§ **Assigned task**
Every line of the records below that holds the word "fazla" should be copied out.

§ **Record extracts**

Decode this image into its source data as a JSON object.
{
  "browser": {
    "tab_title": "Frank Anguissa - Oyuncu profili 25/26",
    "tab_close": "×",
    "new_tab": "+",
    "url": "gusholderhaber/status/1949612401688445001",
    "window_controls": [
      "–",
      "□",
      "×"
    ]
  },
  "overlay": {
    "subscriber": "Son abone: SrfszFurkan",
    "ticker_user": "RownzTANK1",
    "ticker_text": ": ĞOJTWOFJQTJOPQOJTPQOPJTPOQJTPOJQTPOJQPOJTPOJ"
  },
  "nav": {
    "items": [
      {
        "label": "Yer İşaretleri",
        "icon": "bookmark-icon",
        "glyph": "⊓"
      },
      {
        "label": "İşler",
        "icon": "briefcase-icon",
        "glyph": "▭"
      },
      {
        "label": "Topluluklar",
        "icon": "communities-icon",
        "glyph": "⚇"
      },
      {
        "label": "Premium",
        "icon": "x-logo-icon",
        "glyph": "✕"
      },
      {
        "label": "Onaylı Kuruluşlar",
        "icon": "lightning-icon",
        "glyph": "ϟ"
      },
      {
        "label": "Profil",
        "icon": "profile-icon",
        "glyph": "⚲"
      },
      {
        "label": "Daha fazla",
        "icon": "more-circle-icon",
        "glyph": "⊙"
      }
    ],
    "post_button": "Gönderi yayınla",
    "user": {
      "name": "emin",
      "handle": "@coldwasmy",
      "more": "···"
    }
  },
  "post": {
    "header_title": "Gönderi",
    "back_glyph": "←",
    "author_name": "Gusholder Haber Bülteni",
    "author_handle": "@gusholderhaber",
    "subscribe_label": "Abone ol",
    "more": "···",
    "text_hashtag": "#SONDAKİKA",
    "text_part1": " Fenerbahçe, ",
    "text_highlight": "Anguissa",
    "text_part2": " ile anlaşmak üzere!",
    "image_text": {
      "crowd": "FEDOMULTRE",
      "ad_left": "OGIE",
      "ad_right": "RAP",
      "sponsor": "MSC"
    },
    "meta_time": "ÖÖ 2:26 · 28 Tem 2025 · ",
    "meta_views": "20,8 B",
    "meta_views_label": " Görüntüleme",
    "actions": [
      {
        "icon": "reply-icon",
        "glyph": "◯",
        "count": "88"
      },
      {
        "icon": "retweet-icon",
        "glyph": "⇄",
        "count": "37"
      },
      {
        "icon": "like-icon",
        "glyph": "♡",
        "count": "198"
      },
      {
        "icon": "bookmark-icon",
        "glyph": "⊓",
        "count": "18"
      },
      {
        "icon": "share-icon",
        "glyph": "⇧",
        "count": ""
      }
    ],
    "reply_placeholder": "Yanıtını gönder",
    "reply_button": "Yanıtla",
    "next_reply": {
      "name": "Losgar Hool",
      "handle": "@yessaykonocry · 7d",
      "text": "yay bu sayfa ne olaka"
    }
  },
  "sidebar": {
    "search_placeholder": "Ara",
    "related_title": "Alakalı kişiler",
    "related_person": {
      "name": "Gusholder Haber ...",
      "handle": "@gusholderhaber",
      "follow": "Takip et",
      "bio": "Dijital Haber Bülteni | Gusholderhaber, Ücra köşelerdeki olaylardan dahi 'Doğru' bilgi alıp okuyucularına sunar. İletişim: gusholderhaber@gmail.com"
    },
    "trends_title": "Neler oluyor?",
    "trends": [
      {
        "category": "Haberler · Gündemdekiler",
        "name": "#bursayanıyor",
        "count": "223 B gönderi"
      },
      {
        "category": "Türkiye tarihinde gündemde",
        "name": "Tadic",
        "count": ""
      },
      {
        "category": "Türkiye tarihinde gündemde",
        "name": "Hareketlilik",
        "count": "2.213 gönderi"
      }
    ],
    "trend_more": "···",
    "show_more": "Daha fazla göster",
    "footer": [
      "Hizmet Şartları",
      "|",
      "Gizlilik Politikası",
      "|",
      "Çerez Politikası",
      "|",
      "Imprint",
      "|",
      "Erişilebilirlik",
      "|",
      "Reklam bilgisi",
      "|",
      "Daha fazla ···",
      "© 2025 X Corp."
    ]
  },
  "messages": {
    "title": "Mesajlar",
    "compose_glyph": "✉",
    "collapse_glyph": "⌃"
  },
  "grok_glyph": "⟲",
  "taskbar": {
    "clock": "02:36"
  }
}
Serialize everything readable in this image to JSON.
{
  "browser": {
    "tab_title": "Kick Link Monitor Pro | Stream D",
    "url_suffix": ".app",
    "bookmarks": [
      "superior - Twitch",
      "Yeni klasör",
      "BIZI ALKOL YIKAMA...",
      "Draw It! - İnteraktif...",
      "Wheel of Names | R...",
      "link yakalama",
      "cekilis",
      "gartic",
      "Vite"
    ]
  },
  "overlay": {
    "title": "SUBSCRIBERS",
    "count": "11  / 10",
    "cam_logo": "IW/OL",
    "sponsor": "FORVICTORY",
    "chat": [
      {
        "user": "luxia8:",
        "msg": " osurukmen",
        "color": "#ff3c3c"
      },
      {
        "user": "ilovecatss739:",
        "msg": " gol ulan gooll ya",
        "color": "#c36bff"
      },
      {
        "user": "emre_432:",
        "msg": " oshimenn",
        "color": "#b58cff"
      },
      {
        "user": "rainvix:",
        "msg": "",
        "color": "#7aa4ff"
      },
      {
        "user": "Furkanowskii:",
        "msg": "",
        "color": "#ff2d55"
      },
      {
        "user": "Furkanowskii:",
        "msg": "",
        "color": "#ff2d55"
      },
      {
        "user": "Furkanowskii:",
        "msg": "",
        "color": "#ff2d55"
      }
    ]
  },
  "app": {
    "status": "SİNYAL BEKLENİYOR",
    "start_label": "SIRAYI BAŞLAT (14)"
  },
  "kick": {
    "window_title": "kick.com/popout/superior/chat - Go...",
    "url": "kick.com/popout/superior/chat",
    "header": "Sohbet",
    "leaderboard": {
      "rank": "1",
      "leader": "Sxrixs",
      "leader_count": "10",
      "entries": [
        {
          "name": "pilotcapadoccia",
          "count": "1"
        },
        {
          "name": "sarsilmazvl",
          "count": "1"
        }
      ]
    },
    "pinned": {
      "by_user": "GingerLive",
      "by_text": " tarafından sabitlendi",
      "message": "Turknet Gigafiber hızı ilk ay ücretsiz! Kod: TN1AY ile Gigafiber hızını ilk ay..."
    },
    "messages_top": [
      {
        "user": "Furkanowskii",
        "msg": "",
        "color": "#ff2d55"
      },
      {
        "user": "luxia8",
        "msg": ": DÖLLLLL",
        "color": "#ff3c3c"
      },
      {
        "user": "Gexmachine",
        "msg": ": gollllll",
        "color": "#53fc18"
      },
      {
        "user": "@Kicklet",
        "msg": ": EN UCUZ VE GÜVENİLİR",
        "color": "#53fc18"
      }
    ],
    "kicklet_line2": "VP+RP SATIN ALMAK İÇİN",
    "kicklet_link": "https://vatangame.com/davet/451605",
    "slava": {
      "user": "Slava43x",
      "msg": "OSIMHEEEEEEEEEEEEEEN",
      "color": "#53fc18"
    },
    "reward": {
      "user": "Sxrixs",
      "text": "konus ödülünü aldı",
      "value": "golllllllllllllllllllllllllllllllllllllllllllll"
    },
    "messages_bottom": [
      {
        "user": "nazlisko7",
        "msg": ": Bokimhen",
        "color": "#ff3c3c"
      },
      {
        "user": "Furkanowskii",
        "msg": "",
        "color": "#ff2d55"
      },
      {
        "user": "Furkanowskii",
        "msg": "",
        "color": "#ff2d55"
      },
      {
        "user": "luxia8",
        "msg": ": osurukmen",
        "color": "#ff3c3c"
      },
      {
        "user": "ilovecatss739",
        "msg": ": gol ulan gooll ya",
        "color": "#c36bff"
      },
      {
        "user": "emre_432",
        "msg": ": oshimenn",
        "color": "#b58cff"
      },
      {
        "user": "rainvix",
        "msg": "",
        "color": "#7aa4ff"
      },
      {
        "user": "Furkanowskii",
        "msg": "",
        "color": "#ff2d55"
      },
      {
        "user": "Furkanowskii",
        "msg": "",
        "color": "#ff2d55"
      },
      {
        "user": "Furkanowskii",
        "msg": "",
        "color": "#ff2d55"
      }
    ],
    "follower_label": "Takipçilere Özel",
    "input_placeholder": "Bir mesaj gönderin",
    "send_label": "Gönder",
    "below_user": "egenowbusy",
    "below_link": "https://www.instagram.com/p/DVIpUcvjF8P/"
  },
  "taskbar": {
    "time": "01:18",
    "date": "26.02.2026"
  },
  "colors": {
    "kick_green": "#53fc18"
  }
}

§ **Solution to the problem**
        "label": "Daha fazla",
    "show_more": "Daha fazla göster",
      "Daha fazla ···",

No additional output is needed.